BP faces largest fine in US history over Gulf oil spill
Oil giant is hoping to draw a line under Deepwater Horizon disaster by paying fine, but civil lawsuits are bound to follow
BP is expected to accept the largest criminal fine in US history today to resolve the investigation into the 2010 Deepwater Horizon oil rig disaster in the Gulf of Mexico.
Details of a deal with the US Justice Department (DOJ) were being hammered out yesterday with an announcement expected this afternoon, the Financial Times reports.
The settlement would mark the end of a messy chapter in relations between BP and the US government, which have nosedived since the disaster, which claimed the lives of 11 people and led to an oil spill that was only brought under control after five months.
In order for a deal to be struck BP would have to agree a statement of facts about the cause of the accident and pay a fine that is bound to open it up to further civil lawsuits.
The Wall Street Journal says the size of the fine BP will have to pay is not yet clear but the settlement could surpass the previous record $1.3bn (£820m) fine that was handed down to Pfizer for marketing fraud related to pain medication in 2009.
BP could be liable for between $5.4bn and $21bn in civil penalties under the US Clean Water Act alone. Much will depend on whether BP admits the criminal charge of gross negligence, which it has previously denied.
At stake are billions of dollars that could flow to five nations that were affected by the oil spill. BP had originally hoped to reach a global settlement with the five countries but arguments over the size of the settlement and how it should be shared has hampered progress.

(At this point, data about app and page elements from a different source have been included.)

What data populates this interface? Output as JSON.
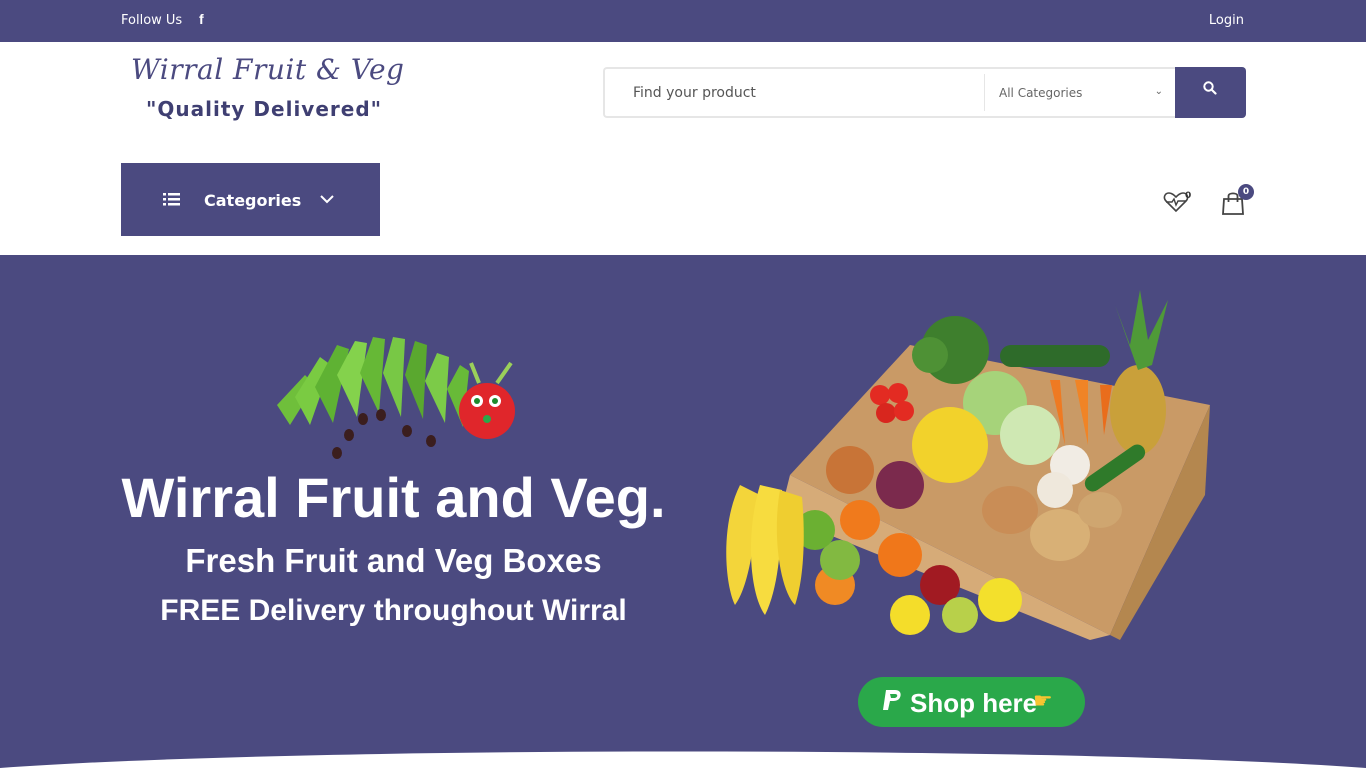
{
  "topbar": {
    "follow_label": "Follow Us",
    "facebook_icon": "f",
    "login_label": "Login"
  },
  "logo": {
    "title": "Wirral Fruit & Veg",
    "tagline": "\"Quality Delivered\""
  },
  "search": {
    "placeholder": "Find your product",
    "category_selected": "All Categories",
    "category_chevron": "⌄"
  },
  "nav": {
    "categories_label": "Categories"
  },
  "wishlist": {
    "count": "0"
  },
  "cart": {
    "count": "0"
  },
  "hero": {
    "title": "Wirral Fruit and Veg.",
    "subtitle": "Fresh Fruit and Veg Boxes",
    "subtitle2": "FREE Delivery throughout Wirral",
    "shop_button_label": "Shop here",
    "shop_hand_icon": "☛"
  },
  "colors": {
    "brand": "#4b4a80",
    "shop_button": "#2aa84a",
    "white": "#ffffff"
  }
}
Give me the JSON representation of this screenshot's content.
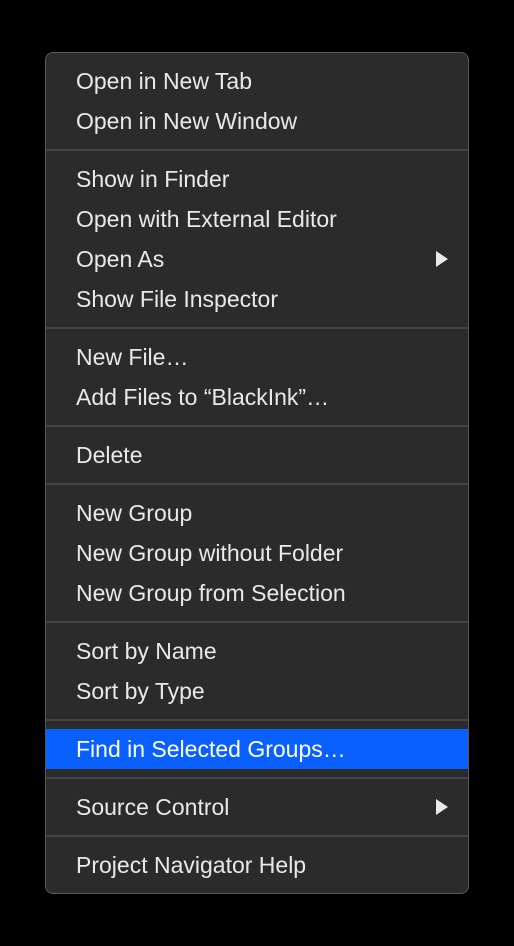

Other companies involved in the disaster include Halliburton, which has always maintained it carried out its work on the Deepwater Horizon oil rig properly, and Transocean, the owner-operator of the rig.
Transocean is negotiating a $1.5bn settlement with the DOJ for its part in the environmental disaster, which would be paid out of a $2bn provision it has set aside to cover the costs of the spill.